4. Trying too hard to be liked.
Find your balance between being social and being too social. You’re going out with co-workers, bringing snacks, and are getting the reputation as the jokester. But if you’re just getting started in your career, that may be the wrong type of persona to have. Oliver says: “It’s great to be popular, but it’s just as important to be respected at the office. Especially at a new job, oversocializing and too much people pleasing at the expense of delivering good strong performance results can really backfire … It’s better to pay your dues and work really hard at the beginning.”
5. Ignoring the people at your workplace.
On the other hand, you need to be informed about everyone on the team – from co-workers to management.
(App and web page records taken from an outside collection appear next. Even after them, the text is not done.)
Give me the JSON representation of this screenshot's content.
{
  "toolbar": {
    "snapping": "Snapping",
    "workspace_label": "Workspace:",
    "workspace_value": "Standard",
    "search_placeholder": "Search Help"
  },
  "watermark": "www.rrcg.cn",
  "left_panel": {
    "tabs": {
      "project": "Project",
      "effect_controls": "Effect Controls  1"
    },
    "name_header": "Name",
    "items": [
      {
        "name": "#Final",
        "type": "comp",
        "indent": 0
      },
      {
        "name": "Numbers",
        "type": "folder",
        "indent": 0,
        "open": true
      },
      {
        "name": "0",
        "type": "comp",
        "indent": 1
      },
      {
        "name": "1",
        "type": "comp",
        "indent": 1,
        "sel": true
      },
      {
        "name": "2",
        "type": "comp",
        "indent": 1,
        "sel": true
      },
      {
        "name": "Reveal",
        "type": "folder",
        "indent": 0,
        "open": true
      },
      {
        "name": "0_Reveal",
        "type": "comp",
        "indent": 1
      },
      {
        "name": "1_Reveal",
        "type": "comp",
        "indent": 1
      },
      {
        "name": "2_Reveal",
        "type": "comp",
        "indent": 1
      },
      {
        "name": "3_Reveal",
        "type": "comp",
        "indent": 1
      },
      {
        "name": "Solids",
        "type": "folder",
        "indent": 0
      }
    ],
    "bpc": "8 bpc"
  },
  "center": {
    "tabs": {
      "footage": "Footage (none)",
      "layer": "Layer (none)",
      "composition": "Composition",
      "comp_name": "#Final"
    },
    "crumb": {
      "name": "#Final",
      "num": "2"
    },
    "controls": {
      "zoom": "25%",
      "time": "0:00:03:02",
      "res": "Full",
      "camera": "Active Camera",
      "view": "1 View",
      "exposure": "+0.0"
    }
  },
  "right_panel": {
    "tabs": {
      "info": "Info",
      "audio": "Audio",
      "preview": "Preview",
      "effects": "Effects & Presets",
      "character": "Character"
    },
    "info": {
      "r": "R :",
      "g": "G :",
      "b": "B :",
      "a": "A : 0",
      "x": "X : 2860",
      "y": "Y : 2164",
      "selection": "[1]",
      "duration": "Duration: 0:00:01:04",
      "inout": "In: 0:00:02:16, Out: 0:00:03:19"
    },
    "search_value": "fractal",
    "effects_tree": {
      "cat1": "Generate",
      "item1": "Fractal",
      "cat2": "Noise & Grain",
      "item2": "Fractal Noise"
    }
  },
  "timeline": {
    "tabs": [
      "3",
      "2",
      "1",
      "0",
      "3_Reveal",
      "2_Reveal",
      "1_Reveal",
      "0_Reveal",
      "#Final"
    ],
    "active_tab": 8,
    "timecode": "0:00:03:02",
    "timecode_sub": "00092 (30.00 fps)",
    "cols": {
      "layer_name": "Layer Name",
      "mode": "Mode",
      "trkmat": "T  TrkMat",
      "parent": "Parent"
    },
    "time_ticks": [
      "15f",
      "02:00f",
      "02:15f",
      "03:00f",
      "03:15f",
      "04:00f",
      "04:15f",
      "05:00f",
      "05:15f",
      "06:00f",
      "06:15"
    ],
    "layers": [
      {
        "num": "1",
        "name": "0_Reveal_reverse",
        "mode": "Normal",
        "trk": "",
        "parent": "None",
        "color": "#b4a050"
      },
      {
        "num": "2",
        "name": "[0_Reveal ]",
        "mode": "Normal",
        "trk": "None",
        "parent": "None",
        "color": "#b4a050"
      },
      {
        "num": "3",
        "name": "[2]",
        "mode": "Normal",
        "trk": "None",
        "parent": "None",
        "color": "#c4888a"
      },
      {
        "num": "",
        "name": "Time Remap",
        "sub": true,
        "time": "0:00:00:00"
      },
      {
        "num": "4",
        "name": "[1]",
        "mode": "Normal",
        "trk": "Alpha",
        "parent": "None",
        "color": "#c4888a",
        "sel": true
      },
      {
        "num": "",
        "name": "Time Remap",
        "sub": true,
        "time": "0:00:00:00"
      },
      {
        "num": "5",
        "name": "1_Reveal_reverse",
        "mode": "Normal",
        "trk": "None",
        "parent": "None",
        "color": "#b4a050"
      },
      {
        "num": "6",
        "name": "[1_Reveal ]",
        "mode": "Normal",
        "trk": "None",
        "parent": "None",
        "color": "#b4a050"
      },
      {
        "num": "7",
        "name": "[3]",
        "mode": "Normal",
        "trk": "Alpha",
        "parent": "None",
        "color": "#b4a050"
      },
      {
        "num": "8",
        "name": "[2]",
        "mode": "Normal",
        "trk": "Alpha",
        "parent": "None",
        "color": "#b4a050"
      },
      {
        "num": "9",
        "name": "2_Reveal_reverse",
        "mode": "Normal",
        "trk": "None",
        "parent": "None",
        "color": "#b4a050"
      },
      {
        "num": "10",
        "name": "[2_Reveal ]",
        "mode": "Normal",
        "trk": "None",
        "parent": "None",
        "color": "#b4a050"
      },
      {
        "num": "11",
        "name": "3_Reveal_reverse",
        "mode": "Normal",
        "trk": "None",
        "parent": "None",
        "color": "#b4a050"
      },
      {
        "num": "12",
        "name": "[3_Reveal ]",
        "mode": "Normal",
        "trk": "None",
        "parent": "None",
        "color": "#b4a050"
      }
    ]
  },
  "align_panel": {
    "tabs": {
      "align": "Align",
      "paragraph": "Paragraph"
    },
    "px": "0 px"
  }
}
Why? Because that’s how you can get noticed – and move up in your career – and show an interest in those around you. Oliver recommends knowing the names of senior executives and being on a first-name basis with those who work under them as well as those who work on your floor. This may be unlike how you got through college, sitting in classes without learning the names of classmates. Oliver says: “Find out who runs each department, and learn the names and titles of everyone at the workplace. As a new employee, this will save you potential embarrassment when discussing work-related issues with both your higher-ups and colleagues. Learn who the ‘go-to’ person is on each team.”